Dataset rows describing interfaces -
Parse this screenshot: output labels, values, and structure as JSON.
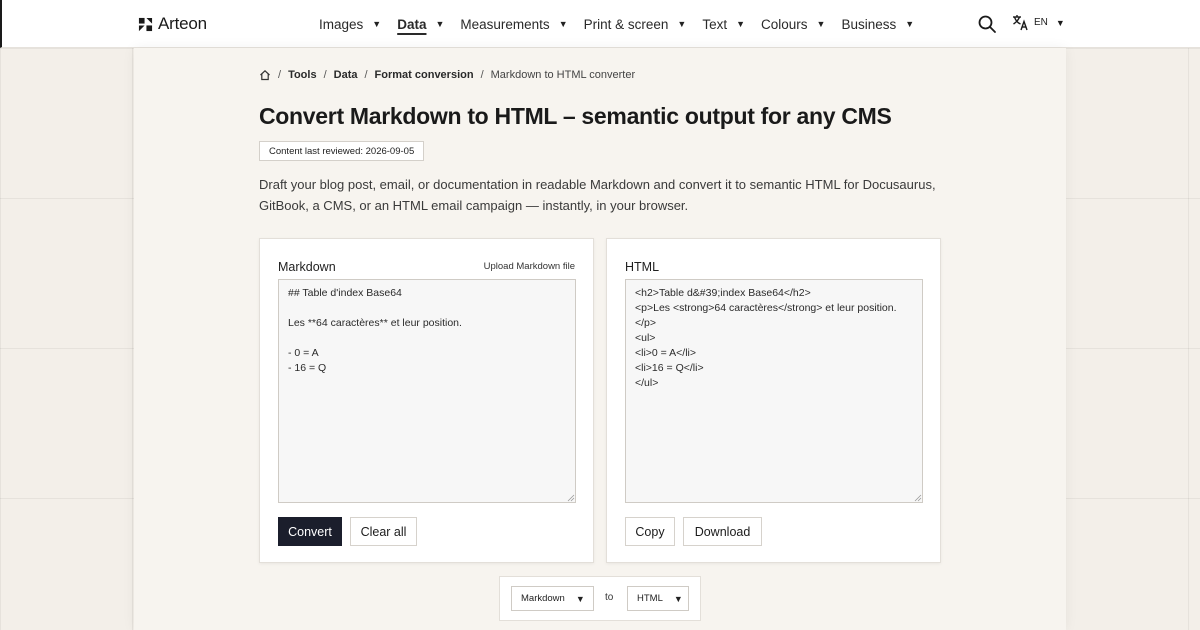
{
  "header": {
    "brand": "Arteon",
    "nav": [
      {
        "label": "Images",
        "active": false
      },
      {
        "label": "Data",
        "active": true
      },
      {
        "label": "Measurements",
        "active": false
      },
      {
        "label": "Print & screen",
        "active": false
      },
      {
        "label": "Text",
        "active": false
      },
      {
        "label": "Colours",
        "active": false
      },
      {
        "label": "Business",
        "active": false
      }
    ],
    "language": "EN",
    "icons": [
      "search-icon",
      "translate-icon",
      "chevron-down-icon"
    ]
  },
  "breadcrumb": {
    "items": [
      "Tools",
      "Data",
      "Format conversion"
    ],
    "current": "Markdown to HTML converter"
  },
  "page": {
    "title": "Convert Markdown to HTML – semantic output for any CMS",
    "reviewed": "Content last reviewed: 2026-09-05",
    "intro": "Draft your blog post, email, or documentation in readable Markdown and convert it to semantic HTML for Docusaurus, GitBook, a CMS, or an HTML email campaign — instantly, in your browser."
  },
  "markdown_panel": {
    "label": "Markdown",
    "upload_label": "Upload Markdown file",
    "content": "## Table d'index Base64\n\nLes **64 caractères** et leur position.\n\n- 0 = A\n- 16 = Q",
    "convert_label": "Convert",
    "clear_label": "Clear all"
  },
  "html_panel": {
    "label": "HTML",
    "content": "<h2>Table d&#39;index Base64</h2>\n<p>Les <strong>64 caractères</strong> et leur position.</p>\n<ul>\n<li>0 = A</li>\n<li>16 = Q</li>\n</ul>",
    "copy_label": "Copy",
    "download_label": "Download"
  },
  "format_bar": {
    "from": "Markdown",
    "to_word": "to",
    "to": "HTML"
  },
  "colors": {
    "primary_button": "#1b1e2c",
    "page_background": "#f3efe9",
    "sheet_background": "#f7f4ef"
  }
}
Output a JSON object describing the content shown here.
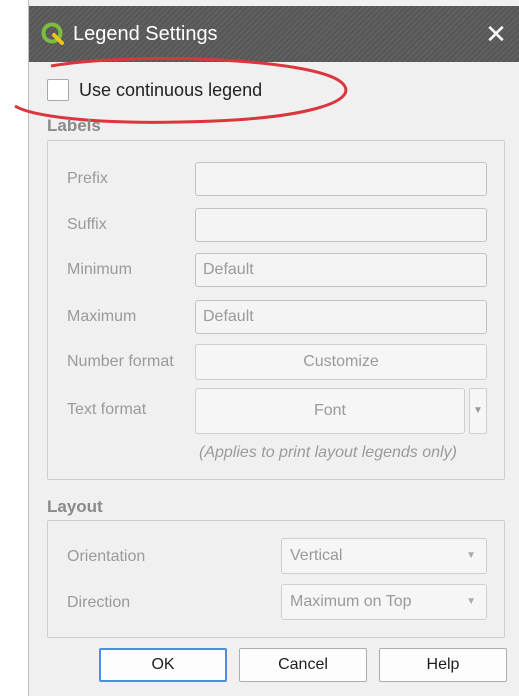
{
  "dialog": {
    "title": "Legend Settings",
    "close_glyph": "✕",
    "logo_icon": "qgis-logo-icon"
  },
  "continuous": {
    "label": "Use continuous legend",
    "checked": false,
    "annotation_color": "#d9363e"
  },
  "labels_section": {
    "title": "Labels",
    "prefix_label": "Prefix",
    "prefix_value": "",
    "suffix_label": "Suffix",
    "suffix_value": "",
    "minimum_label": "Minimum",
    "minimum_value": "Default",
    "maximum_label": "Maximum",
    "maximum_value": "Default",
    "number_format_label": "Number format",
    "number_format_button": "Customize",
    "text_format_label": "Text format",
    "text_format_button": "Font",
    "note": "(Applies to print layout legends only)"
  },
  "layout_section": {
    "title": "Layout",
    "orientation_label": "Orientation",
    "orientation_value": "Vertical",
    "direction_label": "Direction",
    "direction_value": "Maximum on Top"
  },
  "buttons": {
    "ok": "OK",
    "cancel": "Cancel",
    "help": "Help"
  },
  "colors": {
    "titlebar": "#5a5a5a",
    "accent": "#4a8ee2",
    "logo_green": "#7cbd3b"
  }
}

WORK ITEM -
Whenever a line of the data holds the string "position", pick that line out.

EXERCISE SOLUTION -
    "content": "## Table d'index Base64\n\nLes **64 caractères** et leur position.\n\n- 0 = A\n- 16 = Q",
    "content": "<h2>Table d&#39;index Base64</h2>\n<p>Les <strong>64 caractères</strong> et leur position.</p>\n<ul>\n<li>0 = A</li>\n<li>16 = Q</li>\n</ul>",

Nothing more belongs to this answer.